### Task goal
When the string "국제정세" appears in a line of the records, show the whole line.

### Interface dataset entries
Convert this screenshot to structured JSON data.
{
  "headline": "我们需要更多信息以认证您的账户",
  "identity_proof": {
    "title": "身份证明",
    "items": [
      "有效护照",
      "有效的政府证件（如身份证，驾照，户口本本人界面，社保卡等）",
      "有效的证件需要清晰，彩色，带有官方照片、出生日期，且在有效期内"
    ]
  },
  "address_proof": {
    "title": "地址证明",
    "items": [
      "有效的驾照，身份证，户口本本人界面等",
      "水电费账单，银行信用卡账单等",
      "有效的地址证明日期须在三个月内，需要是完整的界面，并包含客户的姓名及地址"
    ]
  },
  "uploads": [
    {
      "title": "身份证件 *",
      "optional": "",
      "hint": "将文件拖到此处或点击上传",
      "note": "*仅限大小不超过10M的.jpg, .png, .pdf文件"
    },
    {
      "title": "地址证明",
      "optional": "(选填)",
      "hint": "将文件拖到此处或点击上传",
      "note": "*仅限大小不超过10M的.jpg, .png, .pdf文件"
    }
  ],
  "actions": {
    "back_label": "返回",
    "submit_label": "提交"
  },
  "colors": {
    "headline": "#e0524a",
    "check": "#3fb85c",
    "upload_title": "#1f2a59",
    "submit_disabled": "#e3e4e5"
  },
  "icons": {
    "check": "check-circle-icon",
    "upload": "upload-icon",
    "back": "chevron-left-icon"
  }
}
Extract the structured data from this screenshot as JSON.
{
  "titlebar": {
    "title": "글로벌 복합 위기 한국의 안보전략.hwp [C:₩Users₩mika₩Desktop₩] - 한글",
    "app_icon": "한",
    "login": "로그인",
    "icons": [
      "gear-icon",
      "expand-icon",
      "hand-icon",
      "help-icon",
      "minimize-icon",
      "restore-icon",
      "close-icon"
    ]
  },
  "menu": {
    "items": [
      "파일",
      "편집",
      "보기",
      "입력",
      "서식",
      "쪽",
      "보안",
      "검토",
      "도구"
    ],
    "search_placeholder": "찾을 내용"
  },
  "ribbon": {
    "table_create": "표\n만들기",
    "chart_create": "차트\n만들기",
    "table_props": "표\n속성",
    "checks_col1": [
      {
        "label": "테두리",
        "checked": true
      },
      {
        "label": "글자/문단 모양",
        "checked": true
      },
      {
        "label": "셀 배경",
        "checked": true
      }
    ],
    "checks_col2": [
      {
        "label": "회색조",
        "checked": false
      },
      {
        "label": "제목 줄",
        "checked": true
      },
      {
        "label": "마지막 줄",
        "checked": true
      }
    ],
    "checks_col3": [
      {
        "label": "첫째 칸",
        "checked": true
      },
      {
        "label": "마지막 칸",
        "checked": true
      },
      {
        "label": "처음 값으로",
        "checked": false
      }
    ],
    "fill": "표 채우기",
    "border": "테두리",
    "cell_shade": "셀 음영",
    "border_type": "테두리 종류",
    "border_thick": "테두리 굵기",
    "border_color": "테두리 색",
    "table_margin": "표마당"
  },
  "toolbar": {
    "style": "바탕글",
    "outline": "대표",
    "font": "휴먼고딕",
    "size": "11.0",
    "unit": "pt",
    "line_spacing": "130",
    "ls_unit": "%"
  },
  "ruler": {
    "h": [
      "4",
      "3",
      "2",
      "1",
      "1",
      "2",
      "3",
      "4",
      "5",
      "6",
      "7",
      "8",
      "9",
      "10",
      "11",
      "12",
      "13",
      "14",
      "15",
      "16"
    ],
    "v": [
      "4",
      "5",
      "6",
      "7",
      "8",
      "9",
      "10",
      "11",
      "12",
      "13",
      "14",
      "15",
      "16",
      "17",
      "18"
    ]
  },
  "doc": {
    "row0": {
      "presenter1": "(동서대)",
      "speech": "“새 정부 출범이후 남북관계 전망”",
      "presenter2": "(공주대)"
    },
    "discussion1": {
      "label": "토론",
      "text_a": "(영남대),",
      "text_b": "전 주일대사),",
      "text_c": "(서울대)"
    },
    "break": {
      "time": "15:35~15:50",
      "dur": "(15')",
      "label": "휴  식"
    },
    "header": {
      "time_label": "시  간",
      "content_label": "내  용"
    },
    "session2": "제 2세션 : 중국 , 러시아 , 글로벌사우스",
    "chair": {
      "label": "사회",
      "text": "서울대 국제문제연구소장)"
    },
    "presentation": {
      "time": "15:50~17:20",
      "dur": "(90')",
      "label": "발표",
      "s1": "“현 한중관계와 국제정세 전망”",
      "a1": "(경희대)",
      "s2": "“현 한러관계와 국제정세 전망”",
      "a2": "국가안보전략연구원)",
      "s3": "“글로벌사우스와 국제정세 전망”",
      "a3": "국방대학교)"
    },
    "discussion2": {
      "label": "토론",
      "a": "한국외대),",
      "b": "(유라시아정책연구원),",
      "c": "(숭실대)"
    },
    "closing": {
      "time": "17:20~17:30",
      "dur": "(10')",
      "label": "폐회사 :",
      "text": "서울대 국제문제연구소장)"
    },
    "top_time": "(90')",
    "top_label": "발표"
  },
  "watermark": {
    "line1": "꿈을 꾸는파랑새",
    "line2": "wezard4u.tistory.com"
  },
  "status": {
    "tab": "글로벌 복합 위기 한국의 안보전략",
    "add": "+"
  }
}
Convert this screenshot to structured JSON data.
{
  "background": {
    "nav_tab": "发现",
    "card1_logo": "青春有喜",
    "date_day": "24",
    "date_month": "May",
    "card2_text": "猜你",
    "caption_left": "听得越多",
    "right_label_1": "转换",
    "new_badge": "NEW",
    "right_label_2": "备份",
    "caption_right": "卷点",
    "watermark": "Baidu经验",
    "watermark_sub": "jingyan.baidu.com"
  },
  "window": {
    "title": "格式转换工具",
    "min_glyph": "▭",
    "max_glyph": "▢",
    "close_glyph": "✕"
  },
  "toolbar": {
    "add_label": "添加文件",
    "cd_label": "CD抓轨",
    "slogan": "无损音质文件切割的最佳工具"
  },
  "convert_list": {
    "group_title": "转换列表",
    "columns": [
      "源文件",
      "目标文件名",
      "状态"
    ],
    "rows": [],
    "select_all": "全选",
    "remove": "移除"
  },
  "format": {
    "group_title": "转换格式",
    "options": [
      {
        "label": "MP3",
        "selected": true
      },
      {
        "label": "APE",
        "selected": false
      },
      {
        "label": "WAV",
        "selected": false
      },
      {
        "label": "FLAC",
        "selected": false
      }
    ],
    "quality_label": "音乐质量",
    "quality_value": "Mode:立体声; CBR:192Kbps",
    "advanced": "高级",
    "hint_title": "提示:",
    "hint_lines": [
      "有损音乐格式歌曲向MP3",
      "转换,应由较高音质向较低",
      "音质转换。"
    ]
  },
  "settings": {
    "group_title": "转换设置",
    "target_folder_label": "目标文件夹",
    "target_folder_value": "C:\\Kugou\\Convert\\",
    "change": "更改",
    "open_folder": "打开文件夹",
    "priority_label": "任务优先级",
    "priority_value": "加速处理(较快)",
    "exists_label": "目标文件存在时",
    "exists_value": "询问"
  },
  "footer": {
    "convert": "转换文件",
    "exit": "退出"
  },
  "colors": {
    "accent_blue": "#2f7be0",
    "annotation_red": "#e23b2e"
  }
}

### Solution
      "s1": "“현 한중관계와 국제정세 전망”",
      "s2": "“현 한러관계와 국제정세 전망”",
      "s3": "“글로벌사우스와 국제정세 전망”",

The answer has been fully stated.